*** Entries supplied ***

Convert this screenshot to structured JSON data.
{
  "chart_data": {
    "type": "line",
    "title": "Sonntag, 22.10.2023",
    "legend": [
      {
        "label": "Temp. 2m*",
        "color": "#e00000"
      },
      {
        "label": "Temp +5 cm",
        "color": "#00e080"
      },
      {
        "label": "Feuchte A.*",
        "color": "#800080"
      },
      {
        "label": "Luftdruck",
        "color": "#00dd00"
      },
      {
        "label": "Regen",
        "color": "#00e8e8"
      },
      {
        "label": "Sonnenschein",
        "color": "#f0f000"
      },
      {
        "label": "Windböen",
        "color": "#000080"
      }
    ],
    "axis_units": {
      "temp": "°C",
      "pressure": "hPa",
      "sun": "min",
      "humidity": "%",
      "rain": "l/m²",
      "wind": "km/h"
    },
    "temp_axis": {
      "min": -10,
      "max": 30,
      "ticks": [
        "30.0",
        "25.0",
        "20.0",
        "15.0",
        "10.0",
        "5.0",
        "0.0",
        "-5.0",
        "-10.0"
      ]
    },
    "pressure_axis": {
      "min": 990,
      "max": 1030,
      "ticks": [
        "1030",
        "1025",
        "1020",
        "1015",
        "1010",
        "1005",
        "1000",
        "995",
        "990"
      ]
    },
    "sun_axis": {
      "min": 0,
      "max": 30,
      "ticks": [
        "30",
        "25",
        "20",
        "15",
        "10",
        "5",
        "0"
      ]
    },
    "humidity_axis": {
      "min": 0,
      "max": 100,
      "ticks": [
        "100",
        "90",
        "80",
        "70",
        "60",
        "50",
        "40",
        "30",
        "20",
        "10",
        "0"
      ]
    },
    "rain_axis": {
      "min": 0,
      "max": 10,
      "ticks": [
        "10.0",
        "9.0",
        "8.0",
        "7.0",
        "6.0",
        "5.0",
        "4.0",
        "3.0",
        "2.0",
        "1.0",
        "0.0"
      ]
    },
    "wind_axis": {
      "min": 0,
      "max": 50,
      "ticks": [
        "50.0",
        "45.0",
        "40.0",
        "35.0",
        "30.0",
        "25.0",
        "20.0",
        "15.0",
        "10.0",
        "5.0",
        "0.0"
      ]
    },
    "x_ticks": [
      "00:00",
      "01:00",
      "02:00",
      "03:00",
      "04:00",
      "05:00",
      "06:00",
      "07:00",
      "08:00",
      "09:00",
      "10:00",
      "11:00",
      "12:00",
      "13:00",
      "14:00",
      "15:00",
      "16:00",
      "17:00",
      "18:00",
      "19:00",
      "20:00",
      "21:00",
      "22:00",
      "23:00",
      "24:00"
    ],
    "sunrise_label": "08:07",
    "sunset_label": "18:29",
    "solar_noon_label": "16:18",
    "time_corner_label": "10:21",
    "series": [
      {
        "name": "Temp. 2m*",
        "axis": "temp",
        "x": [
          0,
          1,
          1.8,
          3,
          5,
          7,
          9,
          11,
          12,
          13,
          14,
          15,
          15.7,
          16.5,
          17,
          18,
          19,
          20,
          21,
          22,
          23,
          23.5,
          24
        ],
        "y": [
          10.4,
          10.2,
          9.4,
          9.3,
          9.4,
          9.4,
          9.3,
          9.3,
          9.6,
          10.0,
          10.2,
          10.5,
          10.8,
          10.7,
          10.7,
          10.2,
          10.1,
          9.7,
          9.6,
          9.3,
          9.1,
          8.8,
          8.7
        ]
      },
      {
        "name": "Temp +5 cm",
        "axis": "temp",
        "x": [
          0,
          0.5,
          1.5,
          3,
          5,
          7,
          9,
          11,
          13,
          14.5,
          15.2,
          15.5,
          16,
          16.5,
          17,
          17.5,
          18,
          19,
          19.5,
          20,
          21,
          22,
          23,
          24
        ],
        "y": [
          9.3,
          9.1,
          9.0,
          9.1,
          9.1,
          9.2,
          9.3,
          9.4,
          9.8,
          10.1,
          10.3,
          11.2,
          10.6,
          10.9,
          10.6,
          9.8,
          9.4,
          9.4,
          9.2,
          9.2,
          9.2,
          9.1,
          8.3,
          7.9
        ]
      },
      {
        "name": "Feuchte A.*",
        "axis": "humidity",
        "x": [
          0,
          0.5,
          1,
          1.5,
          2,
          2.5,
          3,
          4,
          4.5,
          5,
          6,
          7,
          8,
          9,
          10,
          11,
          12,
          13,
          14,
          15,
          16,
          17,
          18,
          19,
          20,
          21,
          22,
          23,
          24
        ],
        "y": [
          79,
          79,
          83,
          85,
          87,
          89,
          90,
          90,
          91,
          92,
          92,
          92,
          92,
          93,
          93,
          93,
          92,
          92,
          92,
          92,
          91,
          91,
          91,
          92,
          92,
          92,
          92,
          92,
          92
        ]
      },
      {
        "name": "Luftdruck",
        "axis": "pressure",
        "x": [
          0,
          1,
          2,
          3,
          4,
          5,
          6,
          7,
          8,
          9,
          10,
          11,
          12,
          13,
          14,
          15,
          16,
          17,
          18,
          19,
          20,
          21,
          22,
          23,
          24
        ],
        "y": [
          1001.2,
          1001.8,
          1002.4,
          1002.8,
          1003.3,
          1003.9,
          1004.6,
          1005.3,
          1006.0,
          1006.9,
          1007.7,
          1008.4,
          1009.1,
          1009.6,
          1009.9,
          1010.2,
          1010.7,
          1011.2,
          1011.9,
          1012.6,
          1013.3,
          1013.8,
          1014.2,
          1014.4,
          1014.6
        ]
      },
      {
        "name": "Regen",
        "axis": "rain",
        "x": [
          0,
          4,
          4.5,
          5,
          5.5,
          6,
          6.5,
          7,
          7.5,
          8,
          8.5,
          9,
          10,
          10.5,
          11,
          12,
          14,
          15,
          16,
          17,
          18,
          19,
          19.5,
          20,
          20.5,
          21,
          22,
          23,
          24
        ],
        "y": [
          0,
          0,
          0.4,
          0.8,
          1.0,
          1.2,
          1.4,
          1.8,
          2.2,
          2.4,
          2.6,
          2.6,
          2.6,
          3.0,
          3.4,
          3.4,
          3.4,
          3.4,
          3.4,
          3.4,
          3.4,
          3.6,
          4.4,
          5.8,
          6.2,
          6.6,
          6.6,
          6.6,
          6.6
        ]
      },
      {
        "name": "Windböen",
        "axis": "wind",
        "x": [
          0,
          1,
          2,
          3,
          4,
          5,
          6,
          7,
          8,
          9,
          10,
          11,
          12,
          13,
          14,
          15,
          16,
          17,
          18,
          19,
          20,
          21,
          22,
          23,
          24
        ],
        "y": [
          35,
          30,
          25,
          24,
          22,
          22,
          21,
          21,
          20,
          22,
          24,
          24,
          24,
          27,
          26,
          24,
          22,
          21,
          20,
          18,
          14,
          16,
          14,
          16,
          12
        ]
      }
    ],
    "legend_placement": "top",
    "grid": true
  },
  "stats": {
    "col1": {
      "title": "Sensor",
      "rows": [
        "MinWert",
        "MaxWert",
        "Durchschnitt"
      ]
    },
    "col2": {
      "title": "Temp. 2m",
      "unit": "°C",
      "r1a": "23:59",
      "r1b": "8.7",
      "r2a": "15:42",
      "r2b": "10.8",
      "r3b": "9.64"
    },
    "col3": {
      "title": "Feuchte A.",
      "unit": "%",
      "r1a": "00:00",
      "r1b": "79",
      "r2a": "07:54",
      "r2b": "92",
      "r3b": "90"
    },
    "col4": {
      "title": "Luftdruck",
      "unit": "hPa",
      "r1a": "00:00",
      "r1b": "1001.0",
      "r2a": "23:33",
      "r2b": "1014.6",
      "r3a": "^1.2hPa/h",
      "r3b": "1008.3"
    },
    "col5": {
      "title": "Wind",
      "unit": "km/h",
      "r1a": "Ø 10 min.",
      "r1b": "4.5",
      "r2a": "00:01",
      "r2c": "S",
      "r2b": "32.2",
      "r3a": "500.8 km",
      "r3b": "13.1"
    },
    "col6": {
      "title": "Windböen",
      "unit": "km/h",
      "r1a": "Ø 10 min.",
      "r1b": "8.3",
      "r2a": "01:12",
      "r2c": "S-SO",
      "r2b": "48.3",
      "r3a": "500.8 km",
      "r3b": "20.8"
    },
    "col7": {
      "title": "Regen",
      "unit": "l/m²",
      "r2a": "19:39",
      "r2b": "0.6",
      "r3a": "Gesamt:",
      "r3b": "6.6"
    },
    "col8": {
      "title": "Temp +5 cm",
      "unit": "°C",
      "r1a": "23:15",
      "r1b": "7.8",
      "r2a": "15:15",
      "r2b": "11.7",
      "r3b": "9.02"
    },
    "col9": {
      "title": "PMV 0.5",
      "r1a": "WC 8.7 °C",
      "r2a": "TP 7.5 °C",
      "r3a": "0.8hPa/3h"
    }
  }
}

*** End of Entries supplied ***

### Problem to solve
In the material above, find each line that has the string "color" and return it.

### Result
        "color": "#e00000"
        "color": "#00e080"
        "color": "#800080"
        "color": "#00dd00"
        "color": "#00e8e8"
        "color": "#f0f000"
        "color": "#000080"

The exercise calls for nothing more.